The Tokina is nice, even if the new 11-20 is better. It is also as fast as you get for an ultrawideangle lens.

The 18-55 is good optically even if it is a slow lens and the build and feel isn't as nice as, for example, the 16-85.

The 35 is your only fast lens and is a no-brainer for a DX shooter. The FX 35/1.8 is sharper and has less distortion, but the price difference is substantial.

The 55-200 is light and that is it's main attraction.

The 70-300 is heavier but also much better built and sharper than the 55-200. I use mine as a light alternative to carrying either three lenses (105/2, 180/2.8 and 300/4) or a 70-200/2.8 and 1.4X TC.

The 105 MicroNikkor is a versatile beast as it is as at home as a short tele for portraits where you have the room to back off as it is for macros. None of the older 105-s do this as the Micros are not flattering for portraits and the portrait 105-s don't do close-ups.

 

They are all up to the demands from a modern DX sensor if you decide to go that way.

 

Like I said in post #24, I would analyze what focal lengths I use most besides the 35 and get a f/1.8 prime or two to cover that for available darkness and keep using the D300 for the time being.



#29
NickOn

NickOn

    Junior Member

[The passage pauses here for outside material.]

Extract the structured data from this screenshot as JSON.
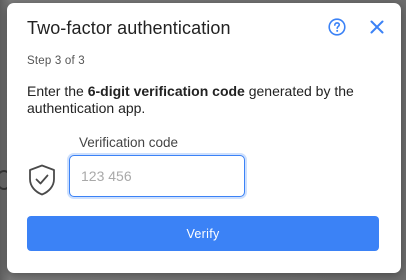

  • Forum Member
  • PipPip
  • 22 posts
  • Country Flag
  • LocationUK, Devon

Great, thanks for the further advice.  NickOn



#30
Ron

Ron

    Nikonian

  • Forum Member
  • PipPipPipPipPipPipPipPip
  • 1,455 posts
  • Country Flag
  • LocationMagic City

As far as fast primes go, I can recommend both the 20 and 85mm f/1.8 Nikkors. And, my guess is that the other lenses in Nikon's new f/1.8 series are just as good. I personally also use the FX 35mm f/1.8 that Peter spoke of and it's one of my best lenses. So my suggestion would be to go with those three... or actually two since you already have the DX 35mm f/1.8 lens.

 

--Ron



#31
NickOn

NickOn

    Junior Member

  • Forum Member
  • PipPip
  • 22 posts
  • Country Flag
  • LocationUK, Devon

Thanks for your post and interesting lens suggestions.  Can I use FX lenses on my DX camera?

 

NickOn



#32
Jerry_

Jerry_

    Nikonian

  • Forum Member
  • PipPipPipPipPipPipPipPip
  • 1,212 posts
  • Country Flag

Thanks for your post and interesting lens suggestions. Can I use FX lenses on my DX camera?

NickOn


Yes, you can use FX lenses on your DX camera.

They should even give a better picture as they are foreseen for a larger sensor.
  • Ron likes this

#33
murushn

murushn

    Junior Member

  • Forum Member
  • PipPip
  • 10 posts
  • Country Flag

FX lenses are good on DX camera with a crop factor, I had asked similar question and TBonz, Merco suggested a 85mm 1.8D for my D7200 and got it and results are very good, low light with low ISO (for low noise) will have a camera shake but with 400 to 1600 ISO I get sharp pictures. I had 18-55 VRII and 35mm 1.8.

Waiting for fall foliage :)







Also tagged with one or more of these keywords: sensor, dx, iso, lens